Late in the film, Present Bill and Ted visit their elderly selves, the villains of most of the film. There, Middle-Aged Bill and Ted get to have a heart-to-heart with Elderly Bill and Ted and clear the air. Both versions of Bill and Ted realize it’s never too late to come to terms and appreciate all the choices they’ve made—and we’ve made—with our lives. We are the accumulation of every single decision we’ve made, the good ones, the bad ones, the cherished ones, and the anguished ones. I live with few regrets, but there are always the little things I wish I could go back and tweak. But all of that vanished the day my son was born. It was that day I realized each and every decision I made led up to that day, and I wouldn’t trade them for anything.

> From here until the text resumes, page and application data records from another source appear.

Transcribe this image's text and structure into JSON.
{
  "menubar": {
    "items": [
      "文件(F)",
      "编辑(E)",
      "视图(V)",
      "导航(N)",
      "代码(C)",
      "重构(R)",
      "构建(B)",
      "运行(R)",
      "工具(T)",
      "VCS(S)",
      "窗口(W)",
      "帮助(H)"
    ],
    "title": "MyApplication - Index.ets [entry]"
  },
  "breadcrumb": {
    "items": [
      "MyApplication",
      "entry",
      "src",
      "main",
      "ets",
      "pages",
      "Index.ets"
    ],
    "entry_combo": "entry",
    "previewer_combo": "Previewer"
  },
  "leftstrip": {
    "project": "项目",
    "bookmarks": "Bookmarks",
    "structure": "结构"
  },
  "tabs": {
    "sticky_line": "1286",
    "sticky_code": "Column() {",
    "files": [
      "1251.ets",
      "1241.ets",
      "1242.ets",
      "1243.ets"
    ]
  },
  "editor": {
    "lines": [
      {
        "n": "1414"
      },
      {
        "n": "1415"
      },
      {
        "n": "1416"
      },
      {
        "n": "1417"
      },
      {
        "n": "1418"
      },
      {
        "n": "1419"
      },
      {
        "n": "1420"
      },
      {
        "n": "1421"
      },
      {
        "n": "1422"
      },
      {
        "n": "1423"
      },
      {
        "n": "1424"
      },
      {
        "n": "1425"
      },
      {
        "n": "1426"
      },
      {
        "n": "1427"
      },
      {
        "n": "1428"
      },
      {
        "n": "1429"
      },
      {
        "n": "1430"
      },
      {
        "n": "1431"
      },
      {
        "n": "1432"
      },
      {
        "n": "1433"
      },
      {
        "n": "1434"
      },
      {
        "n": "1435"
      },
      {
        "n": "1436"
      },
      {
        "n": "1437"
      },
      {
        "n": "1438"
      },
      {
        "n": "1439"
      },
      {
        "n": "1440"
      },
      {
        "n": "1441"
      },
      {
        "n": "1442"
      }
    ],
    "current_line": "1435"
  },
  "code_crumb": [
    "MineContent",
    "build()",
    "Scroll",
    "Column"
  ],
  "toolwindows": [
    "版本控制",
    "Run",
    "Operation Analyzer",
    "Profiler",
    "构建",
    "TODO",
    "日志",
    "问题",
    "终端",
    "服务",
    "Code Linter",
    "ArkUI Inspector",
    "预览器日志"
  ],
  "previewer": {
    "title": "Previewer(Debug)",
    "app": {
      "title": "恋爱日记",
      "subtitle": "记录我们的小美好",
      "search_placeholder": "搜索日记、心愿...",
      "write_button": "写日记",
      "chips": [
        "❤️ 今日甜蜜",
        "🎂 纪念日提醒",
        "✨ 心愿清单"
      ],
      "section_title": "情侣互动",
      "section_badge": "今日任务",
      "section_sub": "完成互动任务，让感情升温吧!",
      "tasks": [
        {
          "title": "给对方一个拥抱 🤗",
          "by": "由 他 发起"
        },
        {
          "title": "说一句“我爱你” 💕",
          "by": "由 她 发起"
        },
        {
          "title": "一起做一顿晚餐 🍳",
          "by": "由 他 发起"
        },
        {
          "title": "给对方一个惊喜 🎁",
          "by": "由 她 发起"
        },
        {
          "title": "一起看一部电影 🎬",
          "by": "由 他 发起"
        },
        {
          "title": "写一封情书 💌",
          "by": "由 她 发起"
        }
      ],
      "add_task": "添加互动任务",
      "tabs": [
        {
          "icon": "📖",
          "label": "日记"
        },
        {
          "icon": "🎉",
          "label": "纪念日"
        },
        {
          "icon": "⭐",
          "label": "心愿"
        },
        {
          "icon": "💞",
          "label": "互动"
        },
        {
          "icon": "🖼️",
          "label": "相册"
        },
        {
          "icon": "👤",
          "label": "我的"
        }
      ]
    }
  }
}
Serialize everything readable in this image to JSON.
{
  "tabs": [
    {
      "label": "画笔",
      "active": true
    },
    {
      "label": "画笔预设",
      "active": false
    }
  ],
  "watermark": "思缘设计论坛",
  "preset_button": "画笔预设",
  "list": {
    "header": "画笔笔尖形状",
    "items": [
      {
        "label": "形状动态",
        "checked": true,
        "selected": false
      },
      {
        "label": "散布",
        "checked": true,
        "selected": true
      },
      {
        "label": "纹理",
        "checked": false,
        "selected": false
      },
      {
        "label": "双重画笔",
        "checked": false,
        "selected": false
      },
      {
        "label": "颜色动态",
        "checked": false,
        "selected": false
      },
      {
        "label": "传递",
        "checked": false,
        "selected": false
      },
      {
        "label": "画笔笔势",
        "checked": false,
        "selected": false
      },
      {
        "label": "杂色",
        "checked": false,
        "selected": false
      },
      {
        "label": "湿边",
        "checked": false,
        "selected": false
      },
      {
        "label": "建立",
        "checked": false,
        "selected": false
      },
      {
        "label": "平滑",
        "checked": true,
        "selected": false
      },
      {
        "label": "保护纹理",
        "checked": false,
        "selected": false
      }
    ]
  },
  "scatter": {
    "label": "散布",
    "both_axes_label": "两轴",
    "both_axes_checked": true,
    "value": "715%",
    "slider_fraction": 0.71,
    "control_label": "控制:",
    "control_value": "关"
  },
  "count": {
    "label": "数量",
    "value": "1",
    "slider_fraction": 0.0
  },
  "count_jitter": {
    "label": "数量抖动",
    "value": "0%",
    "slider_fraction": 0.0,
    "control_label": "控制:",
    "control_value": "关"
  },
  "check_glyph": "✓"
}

Another small thing is with Bill and Ted’s marriages. For their entire adult lives, they’ve been blinded by their mutual affection for each other. Boy, to have a friend like that, huh? But during the movie and after meeting their future selves, they realize it’s never too late to reinvest in their marriages with their wives.

Then there’s the big little thing, the one the whole movie hinges on: Bill and Ted realize it’s never too late to pass the torch onto the next generation. Slight spoilers here, but ones you could pretty much see coming.

Their daughters go on their own most excellent adventure, drafting the likes of Jimi Hendrix, Louis Armstrong, and Mozart form the band to play The Song. But the fathers don’t have the song. They don’t even know it.

But they realize, even as the seconds are counting down to annihilation, that it’s never too late to help your children do great things, especially if that thing is to save space and time. The parents facilitate all that’s necessary to enable their daughters to do what they could not: unite the world through a song.


Yeah, this piece edged into heady territory, especially for a movie that’s often laugh out loud funny. But it has a lot of heart and emotion in this film. And I think it can speak to multiple generations. For my son, a college freshman, it’s a fun movie with lots of in jokes and over-the-top shots. I’m thinking Jesus walking on water next to George Washington as he crosses the Delaware River. Or how the two actresses playing the daughters nail their respective impressions of their fathers yet still make the characters unique.

But for us middle-aged Gen Xers, there’s an entirely different movie playing in front of our eyes. It’s a movie about our lives that we never expected, never saw coming, but is so important to many of us. We are getting older. Heck, we *are* old. We’ve become our parents and, with that perspective, we can reevaluate how our parents raised us. For me, I’ve long known my parents were most excellent role models and if I could follow their examples, I’d do well. But only after I became a parent did even more things come into view about my own childhood. Most of us have these realizations some time or other, and now Bill and Ted do, too.

It’s remarkable that a film about two genuinely lovable dudes who possess a genuine affection for each other and the world could deliver such a profound message to the world in 2020. I’m sure the screenwriters could never have dreamed the finished film would land the way it did: in few theaters and on demand (how we watched it) in the middle of a pandemic and an election year with racial strife and fellow Americans yelling at each other. If ever we needed Wyld Stallyns to sing their song, it’s 2020.

But we’ll have to satisfy ourselves with a genuinely funny and heartfelt movie, and also the realization that it’s never too late to look at our fellow humans on this planet and preach and act in the way Bill and Ted told us to do over thirty years ago: Be Excellent to Each Other.